What is needed → Would you please give every entry again exactly, without the pictures?

*** Given records Section Begins ***

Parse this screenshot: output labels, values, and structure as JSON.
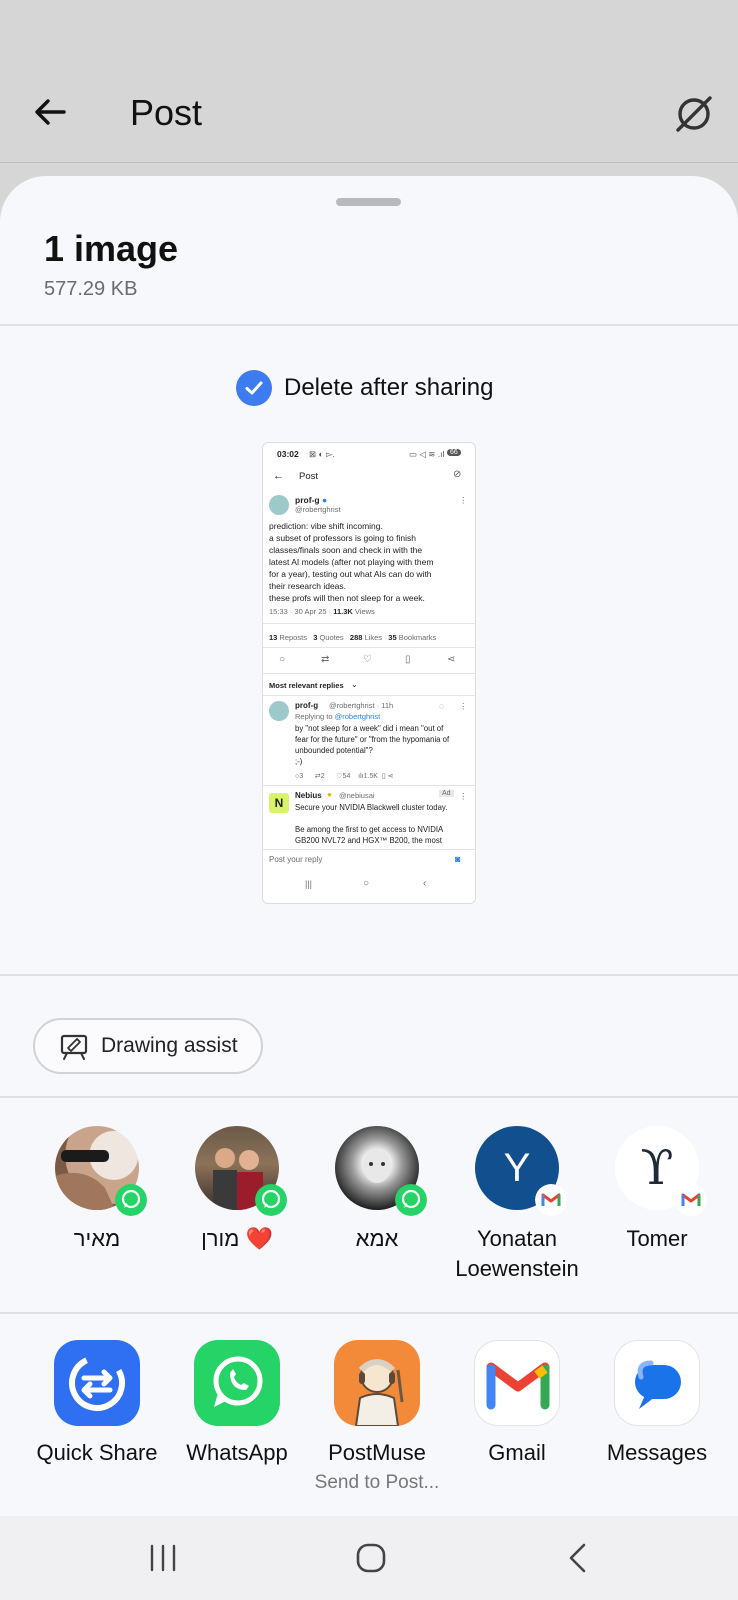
{
  "topbar": {
    "title": "Post"
  },
  "sheet": {
    "count_label": "1 image",
    "size_label": "577.29 KB",
    "delete_after_sharing": {
      "label": "Delete after sharing",
      "checked": true
    }
  },
  "thumbnail": {
    "status_time": "03:02",
    "status_battery": "66",
    "header_title": "Post",
    "author_name": "prof-g",
    "author_handle": "@robertghrist",
    "tweet_lines": [
      "prediction: vibe shift incoming.",
      "a subset of professors is going to finish",
      "classes/finals soon and check in with the",
      "latest AI models (after not playing with them",
      "for a year), testing out what AIs can do with",
      "their research ideas.",
      "these profs will then not sleep for a week."
    ],
    "meta_time": "15:33 · 30 Apr 25 · ",
    "meta_views_count": "11.3K",
    "meta_views_label": " Views",
    "stats": [
      {
        "count": "13",
        "label": " Reposts"
      },
      {
        "count": "3",
        "label": " Quotes"
      },
      {
        "count": "288",
        "label": " Likes"
      },
      {
        "count": "35",
        "label": " Bookmarks"
      }
    ],
    "replies_header": "Most relevant replies",
    "reply_author": "prof-g",
    "reply_handle": "@robertghrist · 11h",
    "reply_to_prefix": "Replying to ",
    "reply_to_handle": "@robertghrist",
    "reply_lines": [
      "by \"not sleep for a week\" did i mean \"out of",
      "fear for the future\" or \"from the hypomania of",
      "unbounded potential\"?",
      ";-)"
    ],
    "reply_stats": {
      "replies": "3",
      "reposts": "2",
      "likes": "54",
      "views": "1.5K"
    },
    "ad_name": "Nebius",
    "ad_handle": "@nebiusai",
    "ad_tag": "Ad",
    "ad_logo": "N",
    "ad_lines": [
      "Secure your NVIDIA Blackwell cluster today.",
      "",
      "Be among the first to get access to NVIDIA",
      "GB200 NVL72 and HGX™ B200, the most"
    ],
    "reply_placeholder": "Post your reply"
  },
  "drawing_assist": {
    "label": "Drawing assist"
  },
  "contacts": [
    {
      "name": "מאיר",
      "badge": "whatsapp"
    },
    {
      "name": "מורן ❤️",
      "badge": "whatsapp"
    },
    {
      "name": "אמא",
      "badge": "whatsapp"
    },
    {
      "name": "Yonatan Loewenstein",
      "initial": "Y",
      "badge": "gmail"
    },
    {
      "name": "Tomer",
      "initial": "ϒ",
      "badge": "gmail"
    }
  ],
  "apps": [
    {
      "name": "Quick Share",
      "sub": ""
    },
    {
      "name": "WhatsApp",
      "sub": ""
    },
    {
      "name": "PostMuse",
      "sub": "Send to Post..."
    },
    {
      "name": "Gmail",
      "sub": ""
    },
    {
      "name": "Messages",
      "sub": ""
    }
  ],
  "colors": {
    "accent_blue": "#3d7bf0",
    "whatsapp_green": "#25d366",
    "quickshare_blue": "#2f6ff1",
    "sheet_bg": "#f7f8fc",
    "topbar_bg": "#d6d6d6"
  }
}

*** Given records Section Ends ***

Exercise solution →
Parse this screenshot: output labels, values, and structure as JSON.
{
  "topbar": {
    "title": "Post"
  },
  "sheet": {
    "count_label": "1 image",
    "size_label": "577.29 KB",
    "delete_after_sharing": {
      "label": "Delete after sharing",
      "checked": true
    }
  },
  "thumbnail": {
    "status_time": "03:02",
    "status_battery": "66",
    "header_title": "Post",
    "author_name": "prof-g",
    "author_handle": "@robertghrist",
    "tweet_lines": [
      "prediction: vibe shift incoming.",
      "a subset of professors is going to finish",
      "classes/finals soon and check in with the",
      "latest AI models (after not playing with them",
      "for a year), testing out what AIs can do with",
      "their research ideas.",
      "these profs will then not sleep for a week."
    ],
    "meta_time": "15:33 · 30 Apr 25 · ",
    "meta_views_count": "11.3K",
    "meta_views_label": " Views",
    "stats": [
      {
        "count": "13",
        "label": " Reposts"
      },
      {
        "count": "3",
        "label": " Quotes"
      },
      {
        "count": "288",
        "label": " Likes"
      },
      {
        "count": "35",
        "label": " Bookmarks"
      }
    ],
    "replies_header": "Most relevant replies",
    "reply_author": "prof-g",
    "reply_handle": "@robertghrist · 11h",
    "reply_to_prefix": "Replying to ",
    "reply_to_handle": "@robertghrist",
    "reply_lines": [
      "by \"not sleep for a week\" did i mean \"out of",
      "fear for the future\" or \"from the hypomania of",
      "unbounded potential\"?",
      ";-)"
    ],
    "reply_stats": {
      "replies": "3",
      "reposts": "2",
      "likes": "54",
      "views": "1.5K"
    },
    "ad_name": "Nebius",
    "ad_handle": "@nebiusai",
    "ad_tag": "Ad",
    "ad_logo": "N",
    "ad_lines": [
      "Secure your NVIDIA Blackwell cluster today.",
      "",
      "Be among the first to get access to NVIDIA",
      "GB200 NVL72 and HGX™ B200, the most"
    ],
    "reply_placeholder": "Post your reply"
  },
  "drawing_assist": {
    "label": "Drawing assist"
  },
  "contacts": [
    {
      "name": "מאיר",
      "badge": "whatsapp"
    },
    {
      "name": "מורן ❤️",
      "badge": "whatsapp"
    },
    {
      "name": "אמא",
      "badge": "whatsapp"
    },
    {
      "name": "Yonatan Loewenstein",
      "initial": "Y",
      "badge": "gmail"
    },
    {
      "name": "Tomer",
      "initial": "ϒ",
      "badge": "gmail"
    }
  ],
  "apps": [
    {
      "name": "Quick Share",
      "sub": ""
    },
    {
      "name": "WhatsApp",
      "sub": ""
    },
    {
      "name": "PostMuse",
      "sub": "Send to Post..."
    },
    {
      "name": "Gmail",
      "sub": ""
    },
    {
      "name": "Messages",
      "sub": ""
    }
  ],
  "colors": {
    "accent_blue": "#3d7bf0",
    "whatsapp_green": "#25d366",
    "quickshare_blue": "#2f6ff1",
    "sheet_bg": "#f7f8fc",
    "topbar_bg": "#d6d6d6"
  }
}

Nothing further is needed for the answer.